2009 is turning out to be far more troublesome. We’ve had oil line problems already discussed in the Ops Bull. We’ve had canopy separations and latch failures, fuel system malfunctions, landing gear and control surface problems. The list goes on. Just about everything that can wrong is going wrong…to one of us and — in some cases — more than one of us.
Although there is still much work to be done, two things have already come out of our initiative to change the culture of air show safety.
The first is communication. You are sharing your experiences and your troubles. When you pass along information about a problem or mechanical failure to Dan Hollowell at ICAS, he is able to keep track of what is happening. Talking to Dan is a convenient and simple way for you to share that information – in a productive and helpful way – with everybody in the business. When one person experienced an oil line failure, it was a problem. When two people had the same failure, it was a trend that Dan looked into further. When three people reported the problem, it received immediate action in the form of an Ops Bull article so anyone else using that particular product would know what happened and how it could be prevented. Think of it as an ICAS Service Bulletin.
Please keep Dan in the loop. He is the guy who can keep his mouth shut when he needs to and can get the information out when the situation calls for it. His e-mail address is firstname.lastname@example.org. His cell phone number is 317-217-0668.
The second thing that has come out of the culture change regarding these mechanical problems is the trend. More than most folks can remember, 2009 is producing an inordinate number of mechanical failures. It may be that it is just that we are talking more, but — even if that is the case — we need to pay close attention.
We ride these horses hard, as we should, but even the best horse can throw a shoe on rough terrain. Our aircraft are built tough to do a tough job. We keep them in the hangar to protect them, but that doesn’t mean things aren’t wearing out or coming loose.

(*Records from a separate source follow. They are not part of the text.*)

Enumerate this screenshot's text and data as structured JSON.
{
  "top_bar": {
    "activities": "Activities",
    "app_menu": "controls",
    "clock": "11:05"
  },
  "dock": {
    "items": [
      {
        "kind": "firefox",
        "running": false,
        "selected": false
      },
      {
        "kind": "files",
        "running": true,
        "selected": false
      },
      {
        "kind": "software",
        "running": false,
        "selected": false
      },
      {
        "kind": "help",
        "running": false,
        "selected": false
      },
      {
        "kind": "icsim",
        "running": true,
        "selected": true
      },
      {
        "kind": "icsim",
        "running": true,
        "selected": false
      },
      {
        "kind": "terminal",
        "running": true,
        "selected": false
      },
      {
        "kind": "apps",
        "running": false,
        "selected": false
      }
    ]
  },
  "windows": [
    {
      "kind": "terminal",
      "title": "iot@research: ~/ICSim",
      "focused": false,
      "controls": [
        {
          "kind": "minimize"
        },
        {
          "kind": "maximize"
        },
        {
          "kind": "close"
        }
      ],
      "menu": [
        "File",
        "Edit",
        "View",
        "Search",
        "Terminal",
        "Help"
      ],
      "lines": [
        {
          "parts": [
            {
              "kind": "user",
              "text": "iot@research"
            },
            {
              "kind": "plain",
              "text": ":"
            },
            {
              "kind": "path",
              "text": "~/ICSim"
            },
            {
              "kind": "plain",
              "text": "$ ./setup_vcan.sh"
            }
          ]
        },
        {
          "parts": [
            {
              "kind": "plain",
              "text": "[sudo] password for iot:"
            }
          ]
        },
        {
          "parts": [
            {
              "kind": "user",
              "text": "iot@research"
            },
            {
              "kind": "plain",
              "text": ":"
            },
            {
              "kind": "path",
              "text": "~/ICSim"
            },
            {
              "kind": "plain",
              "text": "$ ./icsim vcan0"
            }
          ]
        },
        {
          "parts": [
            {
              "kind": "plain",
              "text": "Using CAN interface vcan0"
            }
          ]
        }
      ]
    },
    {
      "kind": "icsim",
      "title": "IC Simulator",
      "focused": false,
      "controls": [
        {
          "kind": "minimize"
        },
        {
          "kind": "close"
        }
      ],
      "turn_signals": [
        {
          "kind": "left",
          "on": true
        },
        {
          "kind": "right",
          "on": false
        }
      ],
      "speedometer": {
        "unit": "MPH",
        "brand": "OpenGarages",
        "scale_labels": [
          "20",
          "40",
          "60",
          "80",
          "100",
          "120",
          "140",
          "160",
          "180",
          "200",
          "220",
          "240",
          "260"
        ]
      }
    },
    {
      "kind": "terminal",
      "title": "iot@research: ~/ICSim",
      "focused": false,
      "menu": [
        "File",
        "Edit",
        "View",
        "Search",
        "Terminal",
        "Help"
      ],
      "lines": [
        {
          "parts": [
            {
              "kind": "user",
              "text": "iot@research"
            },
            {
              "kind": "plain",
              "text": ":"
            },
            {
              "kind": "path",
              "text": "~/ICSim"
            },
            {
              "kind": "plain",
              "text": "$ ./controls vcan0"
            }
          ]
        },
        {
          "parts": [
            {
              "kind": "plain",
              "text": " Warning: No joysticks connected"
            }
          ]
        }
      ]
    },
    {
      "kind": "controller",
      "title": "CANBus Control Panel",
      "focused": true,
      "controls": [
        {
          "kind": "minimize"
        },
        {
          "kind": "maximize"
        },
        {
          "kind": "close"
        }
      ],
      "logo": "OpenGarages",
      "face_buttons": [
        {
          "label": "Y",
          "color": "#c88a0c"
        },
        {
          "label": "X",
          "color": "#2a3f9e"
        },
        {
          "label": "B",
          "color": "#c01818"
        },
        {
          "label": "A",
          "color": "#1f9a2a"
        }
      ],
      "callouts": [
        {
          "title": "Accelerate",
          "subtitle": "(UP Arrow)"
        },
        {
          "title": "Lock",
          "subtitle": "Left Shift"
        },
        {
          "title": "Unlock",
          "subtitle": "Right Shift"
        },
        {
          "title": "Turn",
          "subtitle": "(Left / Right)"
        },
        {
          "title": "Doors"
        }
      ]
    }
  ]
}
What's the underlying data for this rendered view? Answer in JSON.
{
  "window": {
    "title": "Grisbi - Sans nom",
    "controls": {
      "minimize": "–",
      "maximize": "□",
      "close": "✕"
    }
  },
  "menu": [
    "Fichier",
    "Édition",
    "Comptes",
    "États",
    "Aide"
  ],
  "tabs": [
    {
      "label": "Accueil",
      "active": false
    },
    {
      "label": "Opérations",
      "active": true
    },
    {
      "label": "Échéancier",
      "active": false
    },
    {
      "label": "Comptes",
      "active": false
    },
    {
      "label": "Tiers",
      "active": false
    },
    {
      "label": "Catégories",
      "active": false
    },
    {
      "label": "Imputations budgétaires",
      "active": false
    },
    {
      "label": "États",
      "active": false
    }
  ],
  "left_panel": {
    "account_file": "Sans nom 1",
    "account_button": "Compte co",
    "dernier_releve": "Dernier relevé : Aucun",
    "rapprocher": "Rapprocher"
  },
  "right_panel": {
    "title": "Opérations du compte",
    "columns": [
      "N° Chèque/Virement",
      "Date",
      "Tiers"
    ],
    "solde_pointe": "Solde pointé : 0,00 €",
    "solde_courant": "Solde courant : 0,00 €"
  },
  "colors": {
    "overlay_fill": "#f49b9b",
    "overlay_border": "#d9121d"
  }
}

Take the time to do more than that same old walk-around. Spend some time with your airplane, quietly in the hangar. Check those attach points, the fuel line fittings and cable swags. Take a long look at your harness, the flying wires and fuel tank straps. You knew your airplane was in top shape when the season started. Can you say the same thing five months later?